let love. let live.

I’m not going to be the girl you marry.
I’ll be the memory you have when you propose to her. As you slide that ring on her finger you’ll think about that time we got dressed in our swankiest threads and had a horrible time at that party so we came back home and sat in an empty bath tub drinking whiskey outta the bottle talking about our childhood dreams.

I’m not going to be the girl you marry. I’ll be that memory whenever you and her get in an argument. you’ll recall our first fight and the endless glares and icy tones. Repetition of words like RESPECT and WHY rung through the stillness of the air.
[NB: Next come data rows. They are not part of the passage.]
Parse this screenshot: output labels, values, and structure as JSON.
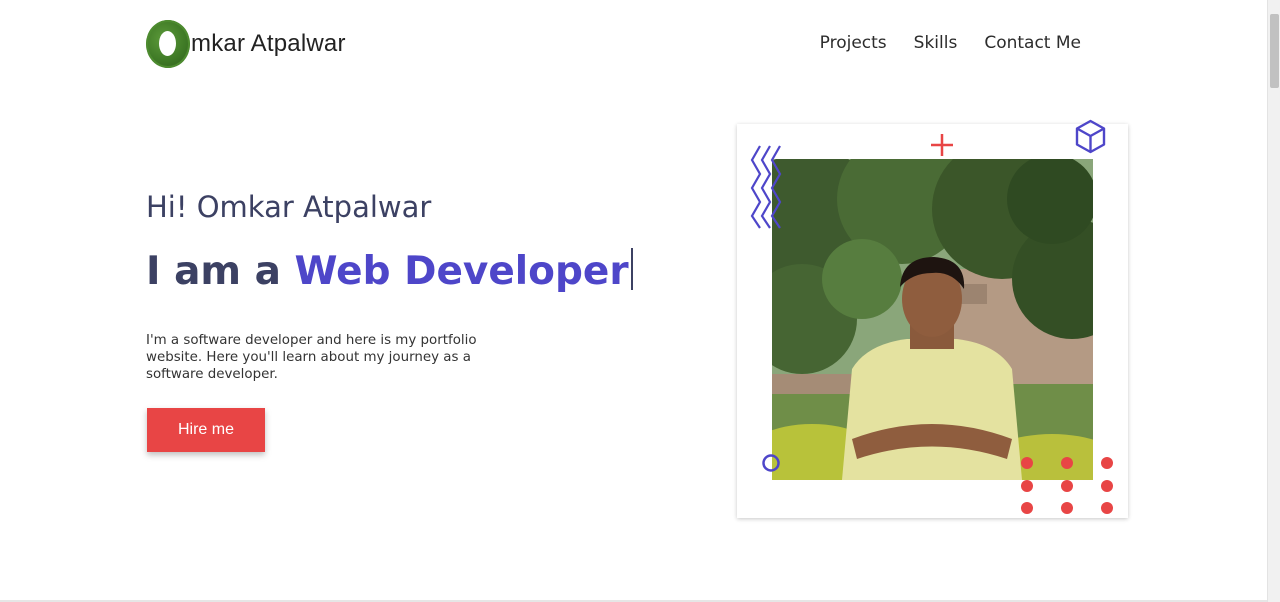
{
  "nav": {
    "logo_text": "mkar Atpalwar",
    "links": [
      "Projects",
      "Skills",
      "Contact Me"
    ]
  },
  "hero": {
    "greeting": "Hi! Omkar Atpalwar",
    "role_prefix": "I am a ",
    "role_highlight": "Web Developer",
    "bio": "I'm a software developer and here is my portfolio website. Here you'll learn about my journey as a software developer.",
    "hire_button": "Hire me"
  },
  "icons": {
    "zigzag": "zigzag-icon",
    "plus": "plus-icon",
    "cube": "cube-icon",
    "ring": "ring-icon",
    "dots": "dot-grid-icon"
  },
  "colors": {
    "accent_purple": "#4e46c9",
    "accent_red": "#e84545",
    "text_dark": "#3c4163"
  }
}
We almost ended that night. Thankfully you stopped me from walking out of that door.

I’m not going to be the girl you marry. I’ll be that memory when you have your first child. When you and your wife are picking out names you’ll remember our talk about our future. Our apartment layout and first pet. A dog named Pascal because I’m allergic to cats.

I’m not going to be the girl you marry. I’ll be the girl you fall for when you are too young to understand what falling really is. You’ll fuck up and lose me. You won’t realize it until a while later. But when you do, you’ll think about me everyday. Forever.
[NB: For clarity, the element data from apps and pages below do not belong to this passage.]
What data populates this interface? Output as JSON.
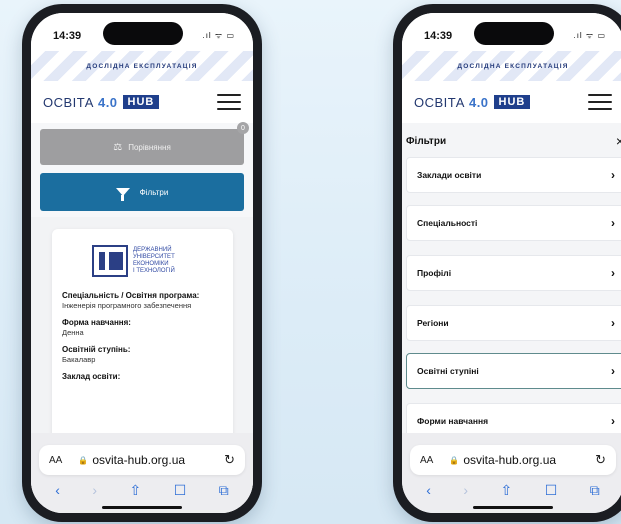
{
  "status": {
    "time": "14:39",
    "icons": ".ıl ᯤ ▭"
  },
  "banner": "ДОСЛІДНА ЕКСПЛУАТАЦІЯ",
  "logo": {
    "word": "ОСВІТА",
    "num": "4.0",
    "hub": "HUB"
  },
  "left": {
    "compare_label": "Порівняння",
    "compare_count": "0",
    "filter_label": "Фільтри",
    "uni_name": [
      "ДЕРЖАВНИЙ",
      "УНІВЕРСИТЕТ",
      "ЕКОНОМІКИ",
      "І ТЕХНОЛОГІЙ"
    ],
    "fields": [
      {
        "label": "Спеціальність / Освітня програма:",
        "value": "Інженерія програмного забезпечення"
      },
      {
        "label": "Форма навчання:",
        "value": "Денна"
      },
      {
        "label": "Освітній ступінь:",
        "value": "Бакалавр"
      },
      {
        "label": "Заклад освіти:",
        "value": ""
      }
    ]
  },
  "right": {
    "panel_title": "Фільтри",
    "close": "×",
    "options": [
      "Заклади освіти",
      "Спеціальності",
      "Профілі",
      "Регіони",
      "Освітні ступіні",
      "Форми навчання"
    ]
  },
  "browser": {
    "aa": "AA",
    "url": "osvita-hub.org.ua",
    "toolbar": {
      "back": "‹",
      "forward": "›",
      "share": "⇧",
      "books": "📖",
      "tabs": "⧉"
    }
  }
}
—you’ll miss me- jlw (via burgundythoughts)
A girl canal dream (via universal-crush)

(via langleav)

A boy sprawled next to me on the bus, elbows out, knee pointing sharp into my thigh.
He frowned at me when I uncrossed my legs, unfolded my hands
and splayed out like boys are taught to: all big, loose limbs.
I made sure to jab him in the side with my pretty little sharp purse.
At first he opened his mouth like I expected him to, but instead of speaking up he sat there, quiet, and took it for the whole bus ride.
Like a girl.

Once, a boy said my anger was cute, and he laughed,
and I remember thinking that I should sit there and take it,
because it isn’t ladylike to cause a scene and girls aren’t supposed to raise their voices.
But then he laughed again and all I saw
was my pretty little sharp nails digging into his cheek
before drawing back and making a horribly unladylike fist.
(my teacher informed me later that there is no ladylike way of making a fist.)
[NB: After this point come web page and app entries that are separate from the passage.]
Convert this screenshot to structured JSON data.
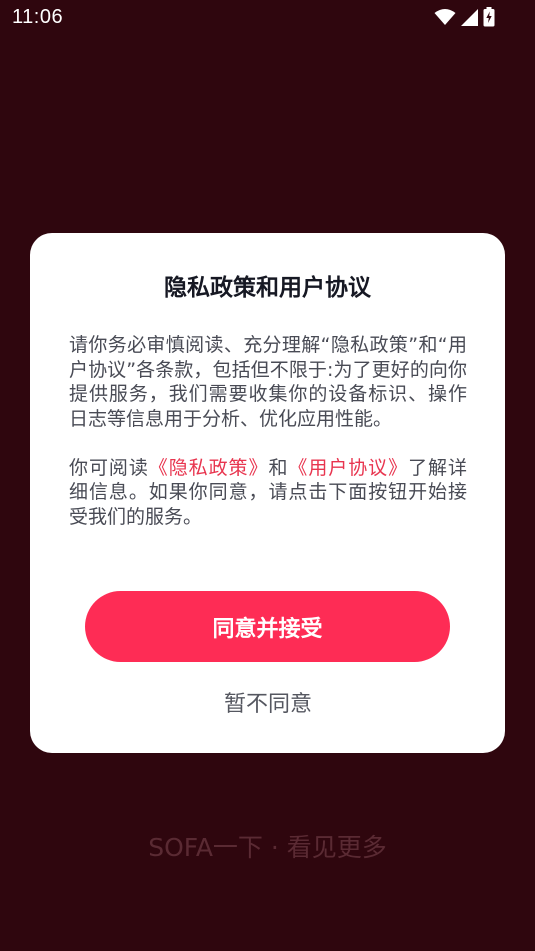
{
  "status_bar": {
    "time": "11:06",
    "icons": [
      "wifi-icon",
      "signal-icon",
      "battery-charging-icon"
    ]
  },
  "background": {
    "tagline": "SOFA一下 · 看见更多"
  },
  "dialog": {
    "title": "隐私政策和用户协议",
    "paragraph1": "请你务必审慎阅读、充分理解“隐私政策”和“用户协议”各条款，包括但不限于:为了更好的向你提供服务，我们需要收集你的设备标识、操作日志等信息用于分析、优化应用性能。",
    "paragraph2": {
      "prefix": "你可阅读",
      "privacy_link": "《隐私政策》",
      "middle": "和",
      "agreement_link": "《用户协议》",
      "suffix": "了解详细信息。如果你同意，请点击下面按钮开始接受我们的服务。"
    },
    "agree_label": "同意并接受",
    "decline_label": "暂不同意"
  },
  "colors": {
    "background": "#2f060e",
    "accent": "#fe2c55",
    "link": "#e8354f",
    "dialog": "#ffffff"
  }
}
When we were both in the principal’s office twenty minutes later
him with a bloody mouth and cheek, me with skinned knuckles,
I tried to explain in words that I didn’t have yet
that I was tired of having my emotions not taken seriously
just because I’m a girl.

Girls are taught: be small, so boys can be big.
Don’t take up any more space than absolutely necessary.
Be small and smooth with soft edges
and hold in the howling when they touch you and it hurts:
the sandpaper scrape of their body hair that we would be shamed for having,
the greedy hands that press too hard and too often take without asking permission.

Girls are taught: be quiet and unimposing and oh so small
when they heckle you with their big voices from the window of a car,
because it’s rude to scream curse words back at them, and they’d just laugh anyway.
We’re taught to pin on smiles for the boys who jeer at us on the street
who see us as convenient bodies instead of people.

Girls are taught: hush, be hairless and small and soft,
so we sit there and take it and hold in the howling,
pretend to be obedient lapdogs instead of the wolves we are.
We pin pretty little sharp smiles on our faces instead of opening our mouths,
because if we do we get accused of silly women emotions
blowing everything out of proportion with our PMS, we get
condescending pet names and not-so-discreet eyerolls.

Once, I got told I punched like a girl.
I told him, Good. I hope my pretty little sharp rings leave scars.

—'My Perfume Doubles As Mace,' theappleppielifestyle. (via queenofeden)

(Source: theappleppielifestyle, via 2amconversations)